### Required action:
Among the entries below, copy every line that carries the word "person".

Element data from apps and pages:

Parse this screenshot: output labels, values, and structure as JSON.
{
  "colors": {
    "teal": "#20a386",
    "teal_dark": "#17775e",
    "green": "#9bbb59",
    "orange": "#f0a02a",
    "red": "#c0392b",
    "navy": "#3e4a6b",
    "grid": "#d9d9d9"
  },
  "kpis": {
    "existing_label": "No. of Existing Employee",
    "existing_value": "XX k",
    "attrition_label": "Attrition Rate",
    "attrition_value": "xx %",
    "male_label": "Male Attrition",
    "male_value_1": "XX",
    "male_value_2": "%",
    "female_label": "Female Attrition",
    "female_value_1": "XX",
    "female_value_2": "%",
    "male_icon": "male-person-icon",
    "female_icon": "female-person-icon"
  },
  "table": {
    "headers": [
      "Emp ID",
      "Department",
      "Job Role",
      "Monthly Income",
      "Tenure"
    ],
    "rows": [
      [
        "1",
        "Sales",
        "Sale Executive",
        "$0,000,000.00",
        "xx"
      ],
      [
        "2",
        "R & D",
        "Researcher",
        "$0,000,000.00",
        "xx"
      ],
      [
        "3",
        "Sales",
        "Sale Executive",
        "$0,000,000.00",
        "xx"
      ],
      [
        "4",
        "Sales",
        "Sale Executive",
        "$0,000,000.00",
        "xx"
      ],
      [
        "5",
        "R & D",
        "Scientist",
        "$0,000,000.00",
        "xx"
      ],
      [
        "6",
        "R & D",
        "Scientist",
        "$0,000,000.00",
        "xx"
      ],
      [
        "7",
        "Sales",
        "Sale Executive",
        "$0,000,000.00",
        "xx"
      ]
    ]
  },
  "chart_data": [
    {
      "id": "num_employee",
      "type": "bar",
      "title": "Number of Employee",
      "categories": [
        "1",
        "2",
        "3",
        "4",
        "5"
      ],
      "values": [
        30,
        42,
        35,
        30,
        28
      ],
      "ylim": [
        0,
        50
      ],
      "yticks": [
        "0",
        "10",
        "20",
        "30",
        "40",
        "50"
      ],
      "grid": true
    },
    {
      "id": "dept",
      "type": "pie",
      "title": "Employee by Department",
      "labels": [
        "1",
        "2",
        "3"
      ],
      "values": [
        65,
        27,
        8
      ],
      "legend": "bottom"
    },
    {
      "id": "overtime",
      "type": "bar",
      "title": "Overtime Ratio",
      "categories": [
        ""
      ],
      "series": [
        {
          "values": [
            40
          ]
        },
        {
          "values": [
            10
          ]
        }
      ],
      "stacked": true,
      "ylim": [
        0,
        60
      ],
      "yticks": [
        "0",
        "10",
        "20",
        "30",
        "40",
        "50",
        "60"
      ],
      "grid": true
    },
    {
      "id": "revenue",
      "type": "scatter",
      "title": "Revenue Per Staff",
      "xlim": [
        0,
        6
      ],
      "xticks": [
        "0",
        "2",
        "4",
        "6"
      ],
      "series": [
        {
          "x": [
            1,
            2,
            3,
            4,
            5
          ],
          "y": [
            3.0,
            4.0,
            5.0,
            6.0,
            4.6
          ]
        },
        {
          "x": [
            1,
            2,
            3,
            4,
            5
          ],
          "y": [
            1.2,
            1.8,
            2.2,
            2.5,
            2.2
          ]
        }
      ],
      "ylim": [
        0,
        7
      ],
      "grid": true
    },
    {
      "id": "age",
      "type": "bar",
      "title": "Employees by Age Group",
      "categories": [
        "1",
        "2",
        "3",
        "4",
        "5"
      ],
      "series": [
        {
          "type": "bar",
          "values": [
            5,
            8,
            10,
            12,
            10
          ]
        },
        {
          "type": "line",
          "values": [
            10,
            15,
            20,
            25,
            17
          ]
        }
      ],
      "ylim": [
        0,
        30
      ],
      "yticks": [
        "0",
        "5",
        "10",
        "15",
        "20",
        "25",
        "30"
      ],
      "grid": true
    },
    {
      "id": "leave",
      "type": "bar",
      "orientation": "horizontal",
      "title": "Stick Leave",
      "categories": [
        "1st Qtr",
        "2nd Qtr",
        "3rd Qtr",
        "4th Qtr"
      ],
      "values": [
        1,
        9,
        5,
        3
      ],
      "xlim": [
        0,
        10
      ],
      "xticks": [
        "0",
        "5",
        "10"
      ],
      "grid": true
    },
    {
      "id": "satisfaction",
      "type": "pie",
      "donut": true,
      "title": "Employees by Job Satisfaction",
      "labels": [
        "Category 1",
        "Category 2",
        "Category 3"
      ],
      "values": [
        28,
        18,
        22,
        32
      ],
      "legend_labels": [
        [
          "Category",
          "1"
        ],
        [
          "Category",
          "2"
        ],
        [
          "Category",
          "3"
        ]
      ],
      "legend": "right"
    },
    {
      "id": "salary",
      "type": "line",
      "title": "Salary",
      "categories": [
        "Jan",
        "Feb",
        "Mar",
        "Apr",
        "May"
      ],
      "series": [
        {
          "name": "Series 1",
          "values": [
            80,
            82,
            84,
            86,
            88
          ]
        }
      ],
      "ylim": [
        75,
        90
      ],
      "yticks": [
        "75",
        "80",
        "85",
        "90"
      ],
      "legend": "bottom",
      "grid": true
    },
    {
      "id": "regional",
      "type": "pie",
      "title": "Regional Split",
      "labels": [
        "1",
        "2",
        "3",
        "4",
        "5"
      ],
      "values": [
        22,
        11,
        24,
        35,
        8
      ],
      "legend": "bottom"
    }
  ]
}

### Solved problem:
    "male_icon": "male-person-icon",
    "female_icon": "female-person-icon"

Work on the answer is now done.